Here is rest for our souls! The measure of our righteousness is not our own feeble and often failing efforts, but the finished and perfect work of Christ. We are protected from pride, knowing that on our best days, we are no more righteous than on our worst days. We must confess every day that we are sinners in need of mercy and grace. And we are protected from despair, knowing that on our worst days, we are no less righteous that on our best days. We are ever safe in the arms of our Savior, who is “able to save to the uttermost those who come to God through Him” (Hebrews 7:25).

John Bunyan describes this comforting truth in Grace Abounding to the Chief of Sinners:

But one day, as I was passing in the field, and that too with some dashes on my conscience, fearing lest yet all was notright, suddenly this sentence fell upon my soul, “Thy righteousness is in heaven.” Then it seemed to me that I saw, withthe eyes of my soul, Jesus Christ at God’s right hand. There, I say, is my righteousness; so that wherever I was, or whatever I was doing, God could not say of me, He wants my righteousness, for that was just before him. I also saw, moreover, that it was not my good frame of heart that made my righteousness better, nor yet my bad frame that made my righteousness worse; for my righteousness was Jesus Christ Himself, the same yesterday, and today, and forever (Hebrews 13:8).
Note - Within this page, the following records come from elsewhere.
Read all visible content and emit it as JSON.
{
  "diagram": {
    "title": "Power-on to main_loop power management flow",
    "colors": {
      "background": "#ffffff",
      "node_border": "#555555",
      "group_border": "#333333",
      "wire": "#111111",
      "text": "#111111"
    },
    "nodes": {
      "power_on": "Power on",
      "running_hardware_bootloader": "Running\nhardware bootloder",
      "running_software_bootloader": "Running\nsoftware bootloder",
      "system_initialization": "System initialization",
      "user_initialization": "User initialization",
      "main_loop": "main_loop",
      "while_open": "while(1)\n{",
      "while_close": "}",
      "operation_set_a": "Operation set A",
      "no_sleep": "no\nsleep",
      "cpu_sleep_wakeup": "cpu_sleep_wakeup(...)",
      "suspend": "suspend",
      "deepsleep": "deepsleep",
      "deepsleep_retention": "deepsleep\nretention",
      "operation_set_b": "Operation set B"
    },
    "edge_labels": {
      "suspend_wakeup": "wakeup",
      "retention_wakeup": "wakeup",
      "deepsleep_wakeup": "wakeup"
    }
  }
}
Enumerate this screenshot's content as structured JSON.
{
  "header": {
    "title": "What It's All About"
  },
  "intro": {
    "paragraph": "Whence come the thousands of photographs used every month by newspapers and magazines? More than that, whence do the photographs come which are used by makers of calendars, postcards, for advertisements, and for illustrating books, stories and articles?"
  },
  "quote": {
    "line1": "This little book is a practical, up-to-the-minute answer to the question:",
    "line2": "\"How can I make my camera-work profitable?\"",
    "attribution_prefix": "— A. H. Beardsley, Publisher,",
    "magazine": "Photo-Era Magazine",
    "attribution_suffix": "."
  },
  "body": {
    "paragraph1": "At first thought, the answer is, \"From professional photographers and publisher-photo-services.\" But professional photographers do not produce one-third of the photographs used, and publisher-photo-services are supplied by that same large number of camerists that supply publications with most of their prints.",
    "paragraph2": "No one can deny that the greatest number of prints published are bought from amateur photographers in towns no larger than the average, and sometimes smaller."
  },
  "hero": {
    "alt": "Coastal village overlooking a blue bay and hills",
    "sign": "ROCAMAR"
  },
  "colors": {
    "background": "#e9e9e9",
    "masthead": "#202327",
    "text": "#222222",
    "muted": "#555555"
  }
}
Grace Abounding to the Chief of Sinners, par. 229

Unchanging Righteousness

In his days Judah will be saved, and Israel will dwell securely. And this is the name by which he will be called: “The LORD is our righteousness” (Jeremiah 23:6 ESV).

There sits My Righteousness,
Enthroned at God’s right hand:
The perfect, spotless Lamb of God,
In Him alone I stand.
No better is my stand
On days when all feels right,
No worse when days are dark and gray,
For nothing dims His light.

Unchanging Righteousness,
My only hope and plea,
That Jesus came and lived and bled
And died and rose for me. 

The Law cannot condemn,
Since I in Christ abide.
It sees His perfect work and is
Completely satisfied.
When God looks down on me,
He sees no lack or need,
For there in heaven, My Righteousness
Does always intercede.

Unchanging Righteousness,
My only hope and plea,
That Jesus came and lived and bled
And died and rose for me. 

By imputation mine,
Through faith in Christ alone,
Enfolded in His righteousness
That God has made my own.
A never ending store,
A bountiful supply!
Each day the same, My Righteousness
Exalted reigns on high.

Unchanging Righteousness,
My only hope and plea,
That Jesus came and lived and bled
And died and rose for me.
That Jesus came and lived and bled
And died and rose for me.

Words and Music ©2005 Kenneth A Puls

Download free sheet music for this song.

More Hymns and Songs by Ken Puls